According to a report published by Harry Denley, a security researcher for wallet provider MyCrypto, there has been a mismatch in the security keys used by paper wallet creator WalletGenerator. The post revealed that WalletGenerator had been deploying faulty codes as far back as August 2018, before patching the bug on May 23, 2019.
The report clarified that ideally, the site should have an open-source code that is available on GitHub, and the keys generated on the website’s live version should be generated randomly.
However, after testing the live code, certain discrepancies were noticed between the public and private keys- most significantly, the fact that the platform was handing out identical private keys to multiple users.
Denley and his team of researchers went on to test the website using the “Bulk Wallet” generator, and they discovered that after 1,000 key-generation efforts, the GitHub version of the site returned 1,000 unique keys. However, the keys returned by the live code were just 120. These results were sustained, even after the team changed their VPNs and browsers used to run the test.
Move your funds now
The researchers decided to contact WalletGenerator about the potential vulnerability, and while the latter didn’t seem interested in their claims, Denley noted that the problem seemed to have been patched.
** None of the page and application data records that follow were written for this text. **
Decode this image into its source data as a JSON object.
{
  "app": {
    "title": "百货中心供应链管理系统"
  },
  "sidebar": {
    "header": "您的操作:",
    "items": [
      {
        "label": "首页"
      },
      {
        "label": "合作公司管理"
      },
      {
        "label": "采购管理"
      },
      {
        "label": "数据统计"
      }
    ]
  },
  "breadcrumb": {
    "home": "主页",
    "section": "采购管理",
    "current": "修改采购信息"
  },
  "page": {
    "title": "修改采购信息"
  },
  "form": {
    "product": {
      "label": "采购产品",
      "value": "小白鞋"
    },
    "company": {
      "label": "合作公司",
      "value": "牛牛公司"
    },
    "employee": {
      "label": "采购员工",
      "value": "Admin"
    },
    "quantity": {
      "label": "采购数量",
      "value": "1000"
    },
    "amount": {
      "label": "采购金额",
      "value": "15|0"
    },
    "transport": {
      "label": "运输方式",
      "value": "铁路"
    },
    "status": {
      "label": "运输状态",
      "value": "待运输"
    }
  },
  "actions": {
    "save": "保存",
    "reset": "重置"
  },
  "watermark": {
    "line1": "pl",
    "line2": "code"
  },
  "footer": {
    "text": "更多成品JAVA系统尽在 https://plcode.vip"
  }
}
Denley went on to recommend that all WalletGenerator users who created their wallets after August 17, 2018, should move their funds to other platforms for the security of their funds, adding that while it seemed that the issue had been rectified, there’s always a possibility of it being re-introduced. At press time, WalletGenerator is yet to issue a statement on the issue.
While a report such as this could serve as an indictment of paper wallets, it’s worth noting that hardware wallets- their chief alternatives- aren’t so secure as well.
Ledger exposes Trezor
Earlier this year, hardware wallet provider Ledger published a report where it detailed vulnerabilities in the devices manufactured by Trezor, one of its chief competitors. According to the study, the vulnerabilities were discovered by Attack Lab, a department at the firm which launches attacks on devices owned by the company and its competitors to identify weaknesses.
Ledger revealed issues with the Trezor One and Trezor T wallets, such as the presence of a backdoor protocol, which would allow would-be imitators to make fake, malware-infested devices. Other vulnerabilities include the possibility of stealing confidential information right from Trezor’s devices, as well as sub-standard counter-attack measures contained in the crypto library of the Trezor One device.
In a rebuttal statement, Trezor pointed out that none of the weaknesses discovered by Ledger were critical to the hardware wallets themselves. According to the company, it was impossible for any of the vulnerabilities to be exploited remotely, as the would-be attackers would require “physical access to the device, specialized equipment, time, and technical expertise.” Trezor pointed out the result of a survey done in association with crypto wallet Binance, which revealed that 66 percent of users believe that remote wallet attacks are the main problem.
In addition, Trezor highlighted that a $5 wrench attack– a form of theft where a user is compelled to disclose his password- can’t be prevented by the manufacturer’s hardware barriers. Regardless, the probability of attacking a Trezor wallet is still relatively small.